-- Data for processing follows --

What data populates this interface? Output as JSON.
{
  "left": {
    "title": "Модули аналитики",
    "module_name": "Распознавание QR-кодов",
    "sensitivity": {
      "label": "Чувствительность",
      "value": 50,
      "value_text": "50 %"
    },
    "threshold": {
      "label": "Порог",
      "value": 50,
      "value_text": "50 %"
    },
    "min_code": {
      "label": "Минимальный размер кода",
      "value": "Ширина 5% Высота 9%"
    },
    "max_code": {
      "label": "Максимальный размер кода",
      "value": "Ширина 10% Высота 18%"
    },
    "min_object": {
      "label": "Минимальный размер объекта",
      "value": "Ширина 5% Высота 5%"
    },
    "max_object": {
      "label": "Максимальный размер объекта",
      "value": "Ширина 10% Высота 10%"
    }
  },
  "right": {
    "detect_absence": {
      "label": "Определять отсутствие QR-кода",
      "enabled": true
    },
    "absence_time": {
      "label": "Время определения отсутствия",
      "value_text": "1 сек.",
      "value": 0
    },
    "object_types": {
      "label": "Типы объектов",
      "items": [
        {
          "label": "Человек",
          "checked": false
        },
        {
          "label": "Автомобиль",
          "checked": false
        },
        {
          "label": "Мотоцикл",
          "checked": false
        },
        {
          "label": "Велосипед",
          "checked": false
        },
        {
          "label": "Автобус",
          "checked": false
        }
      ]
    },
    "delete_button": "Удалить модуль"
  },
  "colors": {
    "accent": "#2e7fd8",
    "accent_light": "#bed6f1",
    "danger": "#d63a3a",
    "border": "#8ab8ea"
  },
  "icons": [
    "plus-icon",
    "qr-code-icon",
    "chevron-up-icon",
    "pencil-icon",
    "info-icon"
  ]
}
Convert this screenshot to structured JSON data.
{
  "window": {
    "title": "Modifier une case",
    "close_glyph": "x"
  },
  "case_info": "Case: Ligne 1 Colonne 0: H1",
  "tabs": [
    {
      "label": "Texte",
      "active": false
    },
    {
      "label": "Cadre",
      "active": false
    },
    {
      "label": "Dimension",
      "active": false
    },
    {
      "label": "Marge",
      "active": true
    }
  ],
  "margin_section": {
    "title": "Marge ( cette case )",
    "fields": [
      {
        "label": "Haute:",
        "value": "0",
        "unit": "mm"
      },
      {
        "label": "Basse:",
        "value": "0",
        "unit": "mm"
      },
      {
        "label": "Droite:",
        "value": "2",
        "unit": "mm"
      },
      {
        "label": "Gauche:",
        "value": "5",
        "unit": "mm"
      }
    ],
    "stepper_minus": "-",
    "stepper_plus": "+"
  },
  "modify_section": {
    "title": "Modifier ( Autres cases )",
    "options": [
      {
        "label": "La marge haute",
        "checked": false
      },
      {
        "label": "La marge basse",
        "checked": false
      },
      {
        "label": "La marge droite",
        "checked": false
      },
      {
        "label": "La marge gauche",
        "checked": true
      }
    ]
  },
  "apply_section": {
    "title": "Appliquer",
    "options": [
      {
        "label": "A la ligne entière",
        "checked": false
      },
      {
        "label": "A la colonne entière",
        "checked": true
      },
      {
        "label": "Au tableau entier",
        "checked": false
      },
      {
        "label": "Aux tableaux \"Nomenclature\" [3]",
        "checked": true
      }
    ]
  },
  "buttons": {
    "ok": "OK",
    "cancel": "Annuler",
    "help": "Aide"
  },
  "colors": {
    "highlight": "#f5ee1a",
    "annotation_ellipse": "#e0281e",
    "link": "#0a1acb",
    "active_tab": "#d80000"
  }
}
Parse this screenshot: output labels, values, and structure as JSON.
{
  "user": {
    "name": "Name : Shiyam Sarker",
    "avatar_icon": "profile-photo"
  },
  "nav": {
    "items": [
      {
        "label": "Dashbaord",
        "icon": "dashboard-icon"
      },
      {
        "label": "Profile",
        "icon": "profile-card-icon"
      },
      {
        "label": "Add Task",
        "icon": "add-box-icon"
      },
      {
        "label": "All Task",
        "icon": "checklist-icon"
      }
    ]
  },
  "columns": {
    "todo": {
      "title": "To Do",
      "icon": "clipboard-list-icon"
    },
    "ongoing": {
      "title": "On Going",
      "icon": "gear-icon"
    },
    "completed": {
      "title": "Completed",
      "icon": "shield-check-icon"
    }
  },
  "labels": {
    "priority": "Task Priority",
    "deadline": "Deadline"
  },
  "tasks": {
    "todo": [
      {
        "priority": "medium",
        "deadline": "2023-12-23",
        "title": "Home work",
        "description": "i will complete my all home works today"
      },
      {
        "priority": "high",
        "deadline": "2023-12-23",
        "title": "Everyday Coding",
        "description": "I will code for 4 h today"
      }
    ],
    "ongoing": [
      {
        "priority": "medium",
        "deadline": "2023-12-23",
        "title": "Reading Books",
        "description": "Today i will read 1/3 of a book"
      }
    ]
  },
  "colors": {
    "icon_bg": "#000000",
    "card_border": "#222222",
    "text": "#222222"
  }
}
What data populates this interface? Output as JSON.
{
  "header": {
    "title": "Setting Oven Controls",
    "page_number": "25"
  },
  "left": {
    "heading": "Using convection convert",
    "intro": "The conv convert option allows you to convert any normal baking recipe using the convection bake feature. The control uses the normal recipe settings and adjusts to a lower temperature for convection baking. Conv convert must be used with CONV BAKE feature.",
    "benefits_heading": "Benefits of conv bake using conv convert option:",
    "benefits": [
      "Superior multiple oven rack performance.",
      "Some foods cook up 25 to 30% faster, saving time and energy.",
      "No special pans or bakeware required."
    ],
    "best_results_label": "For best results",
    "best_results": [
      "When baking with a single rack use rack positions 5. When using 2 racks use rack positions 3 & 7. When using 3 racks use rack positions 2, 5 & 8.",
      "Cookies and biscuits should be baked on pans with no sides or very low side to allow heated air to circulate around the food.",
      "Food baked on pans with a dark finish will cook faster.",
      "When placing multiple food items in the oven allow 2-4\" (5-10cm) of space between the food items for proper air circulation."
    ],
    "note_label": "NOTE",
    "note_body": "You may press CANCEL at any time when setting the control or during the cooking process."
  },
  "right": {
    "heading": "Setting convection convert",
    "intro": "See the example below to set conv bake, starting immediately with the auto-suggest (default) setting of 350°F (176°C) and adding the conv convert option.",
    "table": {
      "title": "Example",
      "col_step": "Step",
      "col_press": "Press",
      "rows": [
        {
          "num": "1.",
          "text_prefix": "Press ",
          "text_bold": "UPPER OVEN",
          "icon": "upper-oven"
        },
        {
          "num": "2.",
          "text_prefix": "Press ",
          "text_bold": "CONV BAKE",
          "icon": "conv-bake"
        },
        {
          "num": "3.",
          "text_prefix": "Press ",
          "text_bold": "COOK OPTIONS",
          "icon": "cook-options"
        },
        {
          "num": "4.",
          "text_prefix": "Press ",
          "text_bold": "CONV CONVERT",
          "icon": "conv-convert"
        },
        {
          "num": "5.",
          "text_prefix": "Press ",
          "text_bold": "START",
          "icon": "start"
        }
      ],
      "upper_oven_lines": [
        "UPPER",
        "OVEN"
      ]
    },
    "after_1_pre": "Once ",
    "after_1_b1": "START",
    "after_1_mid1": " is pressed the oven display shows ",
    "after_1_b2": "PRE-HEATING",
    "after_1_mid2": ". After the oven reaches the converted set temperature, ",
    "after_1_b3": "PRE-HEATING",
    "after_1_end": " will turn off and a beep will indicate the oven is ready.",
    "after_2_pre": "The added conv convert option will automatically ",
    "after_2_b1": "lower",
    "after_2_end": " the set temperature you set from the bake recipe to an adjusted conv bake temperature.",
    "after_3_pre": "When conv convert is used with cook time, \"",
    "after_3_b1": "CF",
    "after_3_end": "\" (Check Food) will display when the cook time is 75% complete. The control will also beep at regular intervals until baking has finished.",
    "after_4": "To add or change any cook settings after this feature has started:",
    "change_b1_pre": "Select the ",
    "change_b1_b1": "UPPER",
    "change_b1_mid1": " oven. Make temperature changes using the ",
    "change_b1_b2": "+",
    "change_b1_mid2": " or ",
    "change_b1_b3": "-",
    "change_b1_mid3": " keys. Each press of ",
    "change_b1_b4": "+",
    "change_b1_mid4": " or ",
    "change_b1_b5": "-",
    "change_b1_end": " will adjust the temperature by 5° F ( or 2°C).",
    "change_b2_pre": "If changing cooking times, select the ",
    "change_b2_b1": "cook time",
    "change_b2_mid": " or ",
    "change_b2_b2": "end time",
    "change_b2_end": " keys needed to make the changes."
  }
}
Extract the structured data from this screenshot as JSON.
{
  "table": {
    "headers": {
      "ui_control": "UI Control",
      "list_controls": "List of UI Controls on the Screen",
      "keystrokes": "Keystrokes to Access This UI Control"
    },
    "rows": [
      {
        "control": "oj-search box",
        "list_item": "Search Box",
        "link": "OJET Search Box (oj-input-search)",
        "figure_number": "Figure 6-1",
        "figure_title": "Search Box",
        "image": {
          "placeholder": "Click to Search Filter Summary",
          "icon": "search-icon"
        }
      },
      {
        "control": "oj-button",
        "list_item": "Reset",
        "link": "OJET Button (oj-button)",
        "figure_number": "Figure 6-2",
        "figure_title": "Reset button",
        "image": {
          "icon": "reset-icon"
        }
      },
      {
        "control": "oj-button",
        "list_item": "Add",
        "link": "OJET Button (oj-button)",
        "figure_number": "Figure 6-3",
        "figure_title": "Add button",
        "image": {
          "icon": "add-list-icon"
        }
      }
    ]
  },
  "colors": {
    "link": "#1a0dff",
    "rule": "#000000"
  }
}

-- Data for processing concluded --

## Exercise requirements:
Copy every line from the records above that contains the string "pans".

## Your solution:
      "No special pans or bakeware required."
      "Cookies and biscuits should be baked on pans with no sides or very low side to allow heated air to circulate around the food.",
      "Food baked on pans with a dark finish will cook faster.",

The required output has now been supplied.